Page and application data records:

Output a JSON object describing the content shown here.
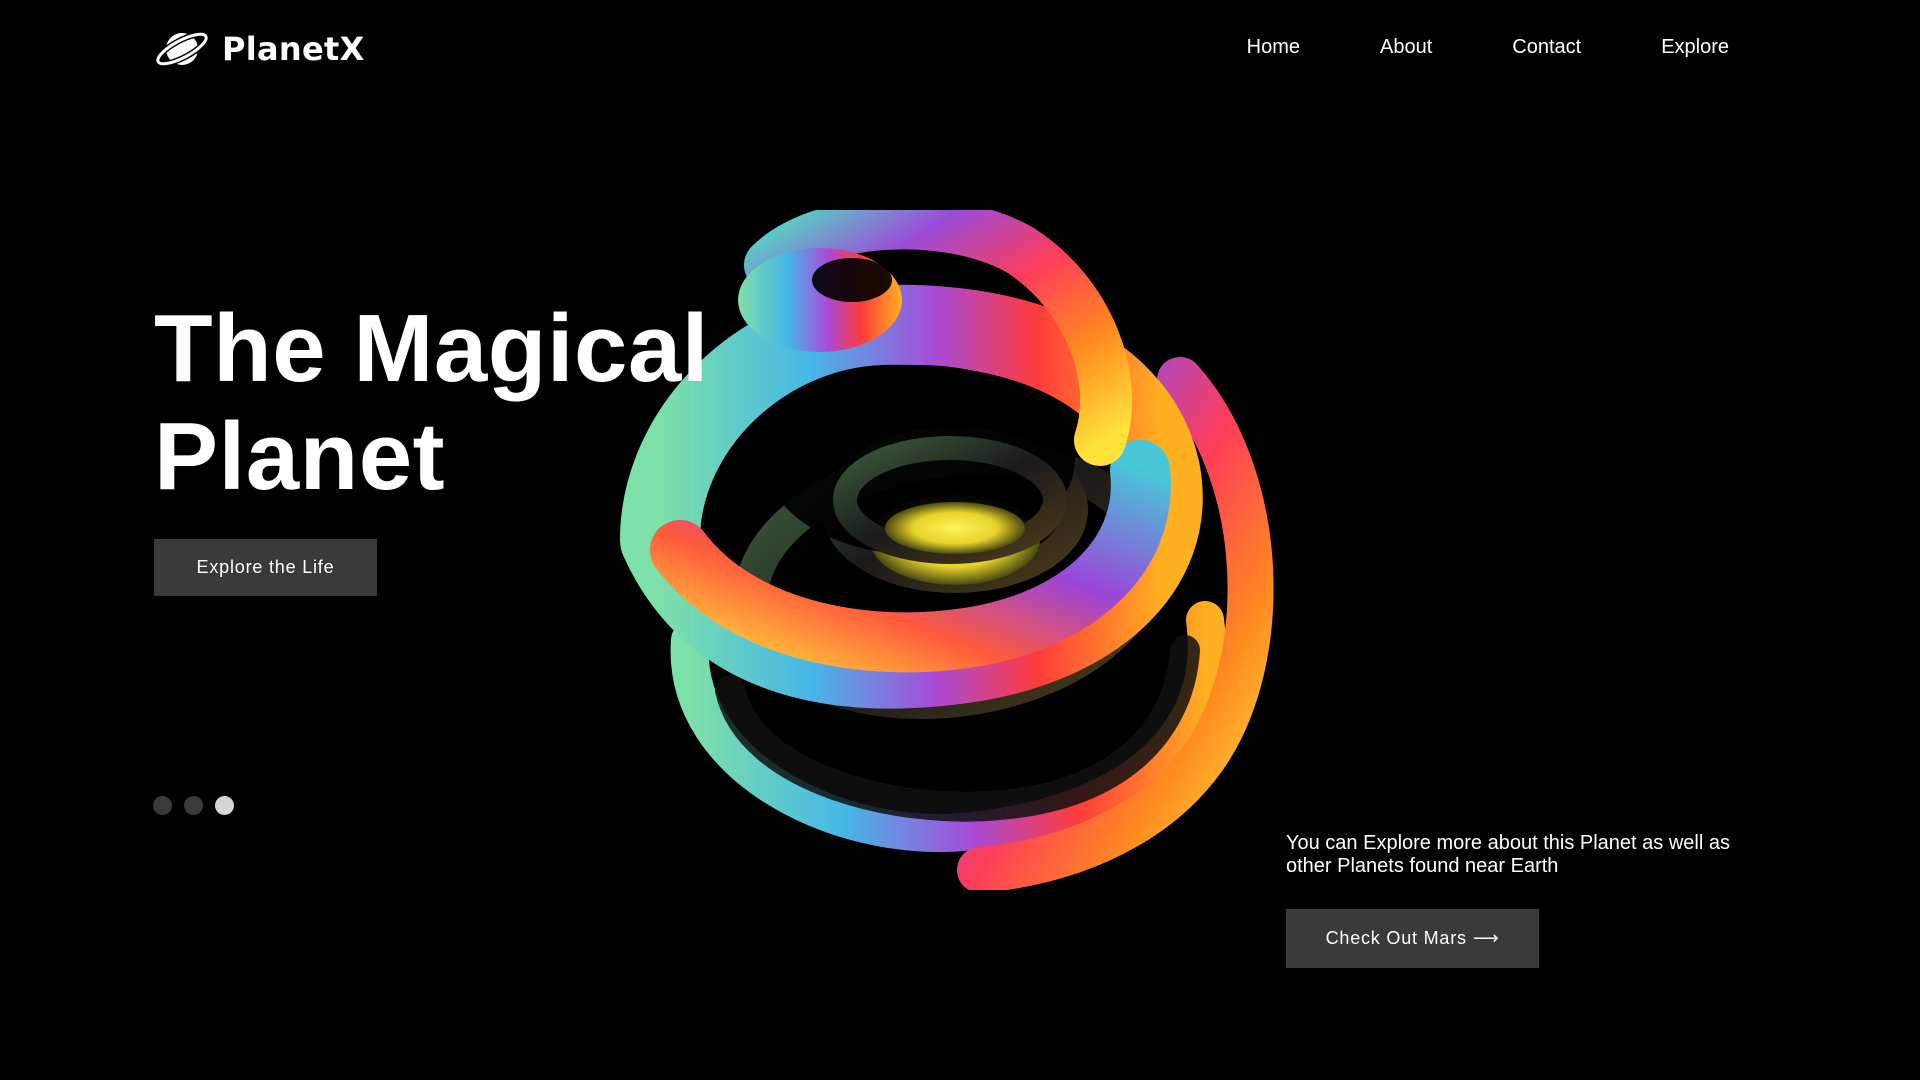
{
  "brand": {
    "name": "PlanetX",
    "icon": "planet-ring-icon"
  },
  "nav": {
    "items": [
      {
        "label": "Home"
      },
      {
        "label": "About"
      },
      {
        "label": "Contact"
      },
      {
        "label": "Explore"
      }
    ]
  },
  "hero": {
    "title_line1": "The Magical",
    "title_line2": "Planet",
    "cta_label": "Explore the Life",
    "image": "rainbow-swirl-planet"
  },
  "carousel": {
    "slide_count": 3,
    "active_index": 2
  },
  "info": {
    "text": "You can Explore more about this Planet as well as other Planets found near Earth",
    "cta_label": "Check Out Mars",
    "cta_icon": "arrow-right-icon",
    "cta_arrow": "⟶"
  },
  "colors": {
    "background": "#000000",
    "button": "#3a3a3a",
    "dot_inactive": "#3b3b3b",
    "dot_active": "#d6d6d6"
  }
}
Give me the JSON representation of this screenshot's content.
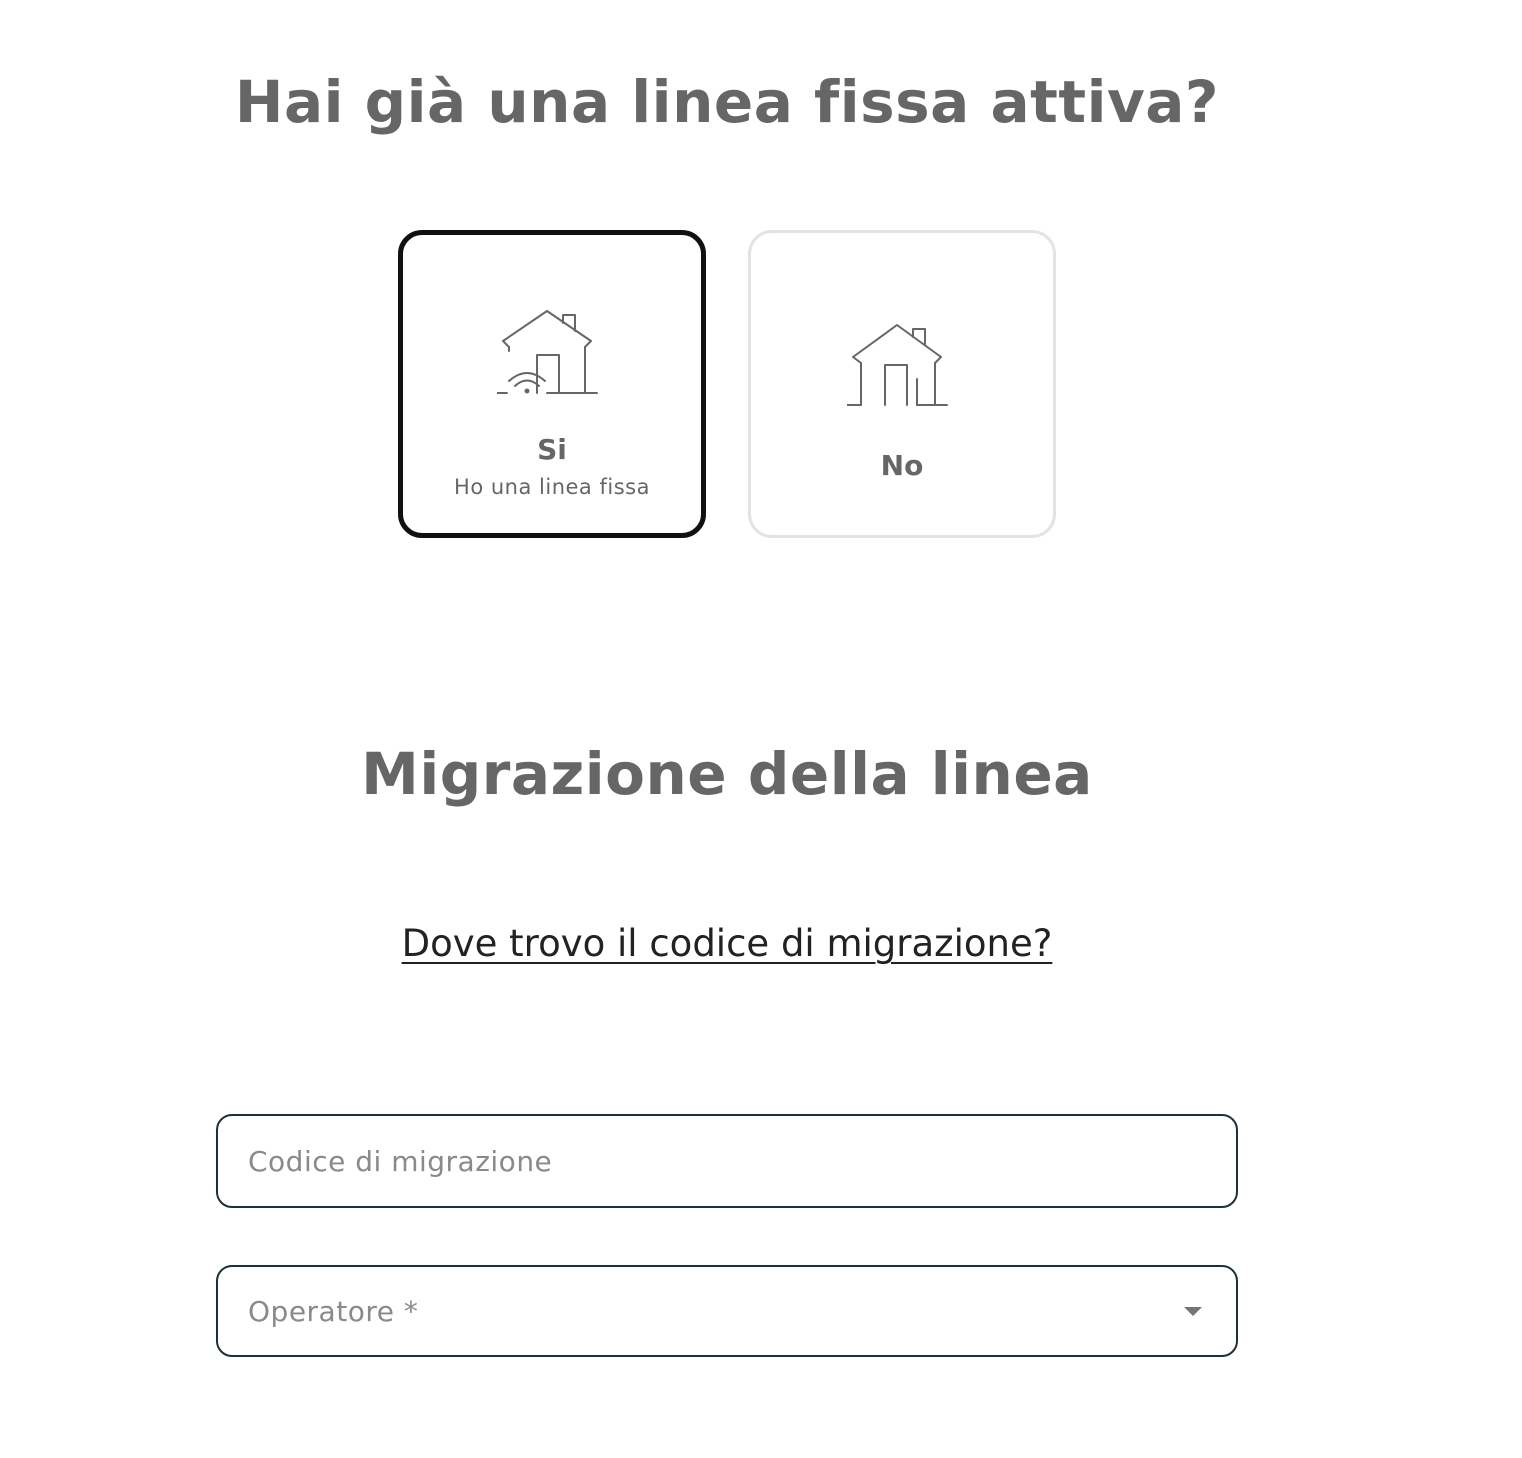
{
  "question": {
    "title": "Hai già una linea fissa attiva?"
  },
  "options": [
    {
      "label": "Si",
      "sublabel": "Ho una linea fissa",
      "icon": "house-wifi-icon",
      "selected": true
    },
    {
      "label": "No",
      "sublabel": "",
      "icon": "house-icon",
      "selected": false
    }
  ],
  "migration": {
    "title": "Migrazione della linea",
    "help_link": "Dove trovo il codice di migrazione?",
    "code_field": {
      "placeholder": "Codice di migrazione",
      "value": ""
    },
    "operator_field": {
      "placeholder": "Operatore *",
      "value": ""
    }
  },
  "colors": {
    "text": "#666666",
    "selected_border": "#111111",
    "unselected_border": "#e3e3e3",
    "field_border": "#1f3038"
  }
}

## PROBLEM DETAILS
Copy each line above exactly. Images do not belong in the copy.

## RESPONSE TO THE EXERCISE
Output a JSON object describing the content shown here.
{
  "brand": {
    "name": "PlanetX",
    "icon": "planet-ring-icon"
  },
  "nav": {
    "items": [
      {
        "label": "Home"
      },
      {
        "label": "About"
      },
      {
        "label": "Contact"
      },
      {
        "label": "Explore"
      }
    ]
  },
  "hero": {
    "title_line1": "The Magical",
    "title_line2": "Planet",
    "cta_label": "Explore the Life",
    "image": "rainbow-swirl-planet"
  },
  "carousel": {
    "slide_count": 3,
    "active_index": 2
  },
  "info": {
    "text": "You can Explore more about this Planet as well as other Planets found near Earth",
    "cta_label": "Check Out Mars",
    "cta_icon": "arrow-right-icon",
    "cta_arrow": "⟶"
  },
  "colors": {
    "background": "#000000",
    "button": "#3a3a3a",
    "dot_inactive": "#3b3b3b",
    "dot_active": "#d6d6d6"
  }
}
Give me the JSON representation of this screenshot's content.
{
  "question": {
    "title": "Hai già una linea fissa attiva?"
  },
  "options": [
    {
      "label": "Si",
      "sublabel": "Ho una linea fissa",
      "icon": "house-wifi-icon",
      "selected": true
    },
    {
      "label": "No",
      "sublabel": "",
      "icon": "house-icon",
      "selected": false
    }
  ],
  "migration": {
    "title": "Migrazione della linea",
    "help_link": "Dove trovo il codice di migrazione?",
    "code_field": {
      "placeholder": "Codice di migrazione",
      "value": ""
    },
    "operator_field": {
      "placeholder": "Operatore *",
      "value": ""
    }
  },
  "colors": {
    "text": "#666666",
    "selected_border": "#111111",
    "unselected_border": "#e3e3e3",
    "field_border": "#1f3038"
  }
}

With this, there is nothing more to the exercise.